In recent months we have provided in depth coverage on new CHO cell culture technologies, media supplements and manufacturing equipment. CHO related topics continue to be highly searched at The Cell Culture Dish. In light of its popularity, we wanted to provide a brief overview of the use of CHO cells for manufacturing and a review of our cell culture coverage that includes new technologies, best practices and key cell culture recommendations.
According to a report late last year issued by PhRMA, there are over 900 biotech drugs in development in the United States and many of these will be manufactured using CHO cell culture. As these drugs move from research to commercial applications, a host cell line is chosen to take the drug into large-scale commercial manufacturing.

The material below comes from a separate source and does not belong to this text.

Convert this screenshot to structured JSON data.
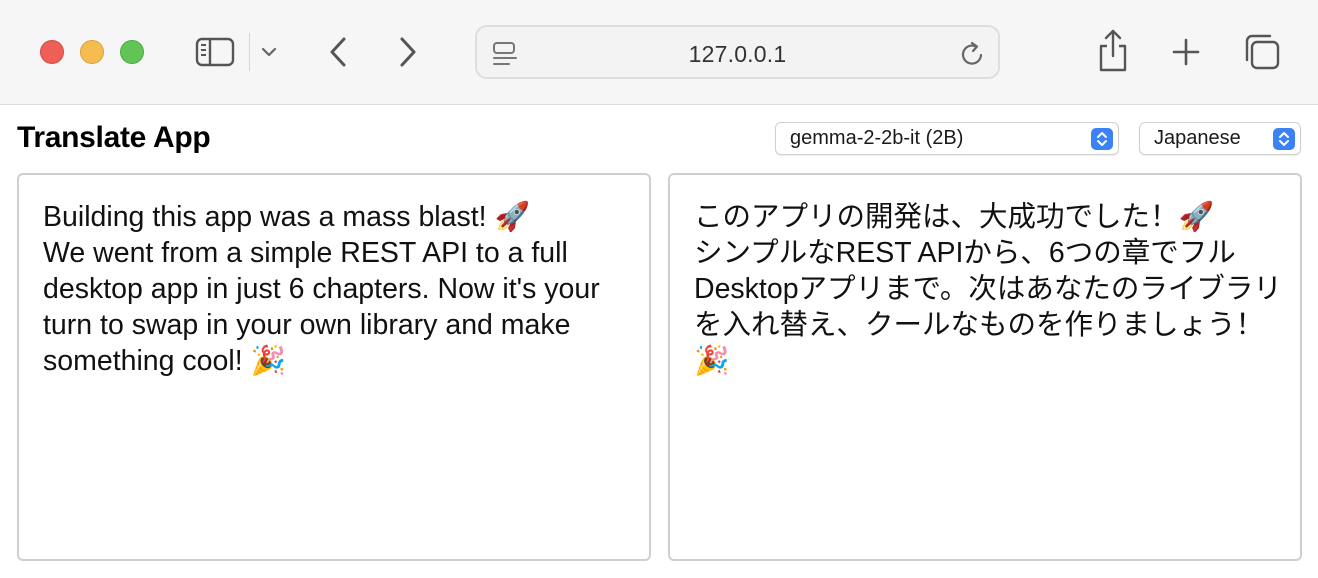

CHO cell culture is a popular choice.
When evaluating possible host cell lines for these drugs, several factors need to be considered. Primarily the technology has to work, i.e. it has to be able to correctly produce folded proteins that have the proper posttranslational modification. They also have to easily be genetically modified and have the capacity for high expression levels. Lastly the cell lines have to be safe and not susceptible to adventitious agents. Through years of using CHO cells in the lab for many types of studies, it was confirmed that they met many of these requirements.
CHO cells had been used for many years in laboratory work beginning in 1919 for typing pneumococci. Their use declined after domestication problems led to hereditary diseases due to imbreeding. Then in 1957, Dr. Theodore T. Puck from the University of Colorado’s Department of Medicine first established ovary cells in culture plates and found that they had good viability and grew rapidly. In light of this new research, CHO cells began being used in many types of lab studies, which ultimately led to their selection as a host cell line for recombinant proteins. According to Jayapal, Wlaschin, Yap, and Hu (2007) nearly 70% of all recombinant protein therapeutic productions is done in CHO and sales for biologics produced in CHO is over $30 billion worldwide.
The first product produced in CHO cells, approved in 1987, was a recombinant therapeutic protein manufactured by Genentech called Activase. Early biopharmaceutical manufacturing using CHO cells was much different than production today. Early manufacturing runs were conducted as batches and ran for 7 days with yields around 100 mg/liter and the media in which the cells grew contained animal products, such as fetal bovine or fetal calf serum. When bioreactors were introduced run times moved to 10-14 days with media and nutrients being replenished during the run. Now commercial biopharmaceutical manufacturing utilizes bioreactors 10,000 – 25,000 liters and larger in size. Media and nutrients for the cells are monitored continuously as well as oxygen levels, CO2 levels, and waste product. This constant information about cell health has led to more efficient and productive culture with average production yields from 1-6 grams/liter.
The manufacturing process has undergone continual improvements since commercial production began. Cell line development, media formulation and improved manufacturing equipment have become critical to successful, high yield production. These topics have been covered in the Cell Culture Dish blogs listed below.
Recent Blogs that Address CHO Cell Culture:
- How Single Use Systems are Improving Bioprocess Development
- The Impact of the Cell Culture Process on Product Quality
- Employing Perfusion Bioreactors to Improve Antibody Production in CHO Cells
- Strategies for Enhancing Media to Improve Antibody Production in CHO Cells
- Utilizing Gene Synthesis to Improve Antibody Production in CHO Cells
- Strategies for Improving Antibody Production in CHO Cells
- Mammalian Cell Alternatives to CHO Biomanufacturing
- CHO Cells – The Top Expression System of Best Selling Biologic Drugs
For further reading see:
- Jayapal K. P., Wlaschin K. F., Yap M. G. S., & Hu W-S. (2007). Recombinant protein therapeutics from CHO cells — 20 years and counting. Chem. Eng. Prog.,103(7), 40–47.